## YOUR OBJECTIVE
Each entry, in full: copy it out exactly.

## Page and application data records
►

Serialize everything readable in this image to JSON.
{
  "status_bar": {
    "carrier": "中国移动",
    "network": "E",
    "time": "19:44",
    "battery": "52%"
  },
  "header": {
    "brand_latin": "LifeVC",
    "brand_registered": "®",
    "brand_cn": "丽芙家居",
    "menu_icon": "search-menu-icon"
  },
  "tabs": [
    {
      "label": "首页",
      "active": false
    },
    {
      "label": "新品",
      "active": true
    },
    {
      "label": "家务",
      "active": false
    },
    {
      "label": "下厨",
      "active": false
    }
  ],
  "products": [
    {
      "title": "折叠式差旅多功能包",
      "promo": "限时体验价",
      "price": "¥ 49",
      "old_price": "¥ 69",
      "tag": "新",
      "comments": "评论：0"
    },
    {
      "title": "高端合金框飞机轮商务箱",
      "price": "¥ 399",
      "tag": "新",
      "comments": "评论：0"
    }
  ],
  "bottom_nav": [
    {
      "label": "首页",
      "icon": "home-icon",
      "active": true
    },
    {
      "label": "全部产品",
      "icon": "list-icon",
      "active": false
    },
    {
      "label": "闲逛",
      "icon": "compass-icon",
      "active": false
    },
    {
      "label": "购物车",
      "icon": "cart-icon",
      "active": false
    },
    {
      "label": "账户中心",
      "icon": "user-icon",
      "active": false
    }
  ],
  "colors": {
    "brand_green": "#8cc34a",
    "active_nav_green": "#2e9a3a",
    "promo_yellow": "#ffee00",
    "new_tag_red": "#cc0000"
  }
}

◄

## ANSWER TO THIS PROBLEM
Serialize everything readable in this image to JSON.
{
  "status_bar": {
    "carrier": "中国移动",
    "network": "E",
    "time": "19:44",
    "battery": "52%"
  },
  "header": {
    "brand_latin": "LifeVC",
    "brand_registered": "®",
    "brand_cn": "丽芙家居",
    "menu_icon": "search-menu-icon"
  },
  "tabs": [
    {
      "label": "首页",
      "active": false
    },
    {
      "label": "新品",
      "active": true
    },
    {
      "label": "家务",
      "active": false
    },
    {
      "label": "下厨",
      "active": false
    }
  ],
  "products": [
    {
      "title": "折叠式差旅多功能包",
      "promo": "限时体验价",
      "price": "¥ 49",
      "old_price": "¥ 69",
      "tag": "新",
      "comments": "评论：0"
    },
    {
      "title": "高端合金框飞机轮商务箱",
      "price": "¥ 399",
      "tag": "新",
      "comments": "评论：0"
    }
  ],
  "bottom_nav": [
    {
      "label": "首页",
      "icon": "home-icon",
      "active": true
    },
    {
      "label": "全部产品",
      "icon": "list-icon",
      "active": false
    },
    {
      "label": "闲逛",
      "icon": "compass-icon",
      "active": false
    },
    {
      "label": "购物车",
      "icon": "cart-icon",
      "active": false
    },
    {
      "label": "账户中心",
      "icon": "user-icon",
      "active": false
    }
  ],
  "colors": {
    "brand_green": "#8cc34a",
    "active_nav_green": "#2e9a3a",
    "promo_yellow": "#ffee00",
    "new_tag_red": "#cc0000"
  }
}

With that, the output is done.